With a GDP growth of 4% in 2012, India’s CO2 levels increased by 6.8%, totaling in 2.0 billion tons, since 2011. This is mostly due to its population size and continuing economic growth. Moreover, coal use increased by 10% in 2012. This made up two thirds of its emissions in that year. Power production that is dependent on coal combustion makes up 70% of India’s coal-related CO2 emissions and it grew by 13% in 2012, the highest annual growth rate ever.

Russian Federation

Constituting 5.1% of global CO2 emissions, the Russian Federation decreased their emission levels by .9%. It makes up half of the emissions by ‘economies in transition’ (EIT countries). With the global recession, the Russian Federation increased emission in 2011 by 4.1%, dropping them back to 2006 levels of emissions.

Japan

Although Japan has made a steady decrease in global emission levels from 5.2% in the 1990s to 3.8% in 2012, there was an increase of 6.2% of CO2 emissions in 2012. This is the highest increase in two decades and due to the closing of nuclear plants following the Fukushima disaster. With this transition, coal use was increased by 5.4%, returning to consumption levels from 2007 to 2010. Renewable energy is being looked at as an alternative source and now accounts for 10% of its energy levels, mostly from hydroelectricity.
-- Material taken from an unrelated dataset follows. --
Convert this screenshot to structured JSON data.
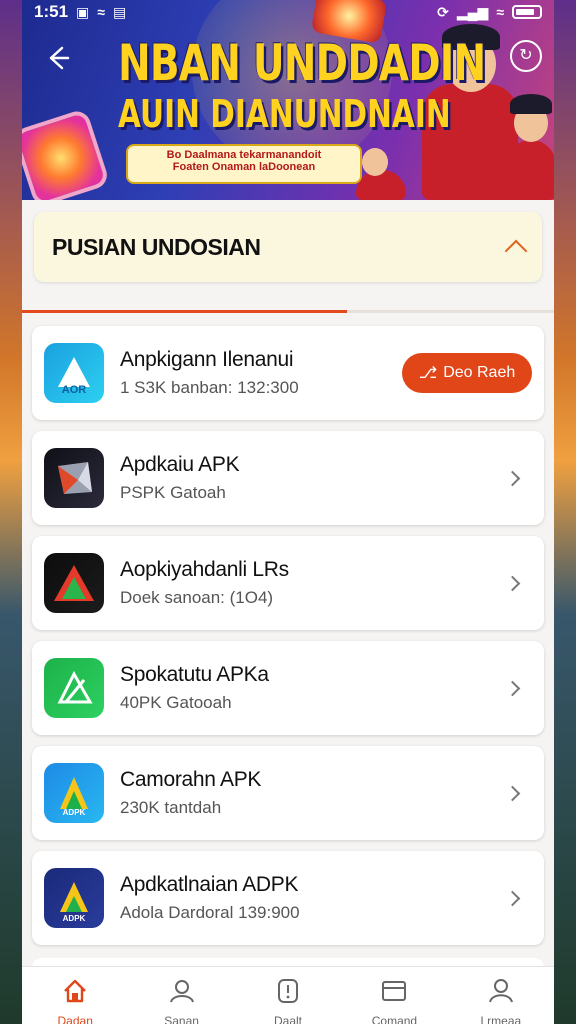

Moreover, its solar capacity increased to 7.4 GW and is projected to continue its growth. 

Sources

http://cdiac.ornl.gov/trends/emis/tre_glob.html

http://www.epa.gov/climatechange/ghgemissions/global.html

http://www.pbl.nl/sites/default/files/cms/publicaties/pbl-2013-trends-in-global-co2-emissions-2013-report-1148.pdf

http://edgar.jrc.ec.europa.eu/

http://ec.europa.eu/clima/policies/g-gas/index_en.htm

http://www.washingtonpost.com/wp-srv/special/climate-change/global-emissions.html

http://www.climatechange.gc.ca/default.asp?lang=En&n=21654B36-1

http://www.livescience.com/41326-2013-carbon-emissions-record-levels.html

http://cdiac.ornl.gov/trends/emis/tre_coun.html

J. Alyssa White

Last Updated: October 27, 2016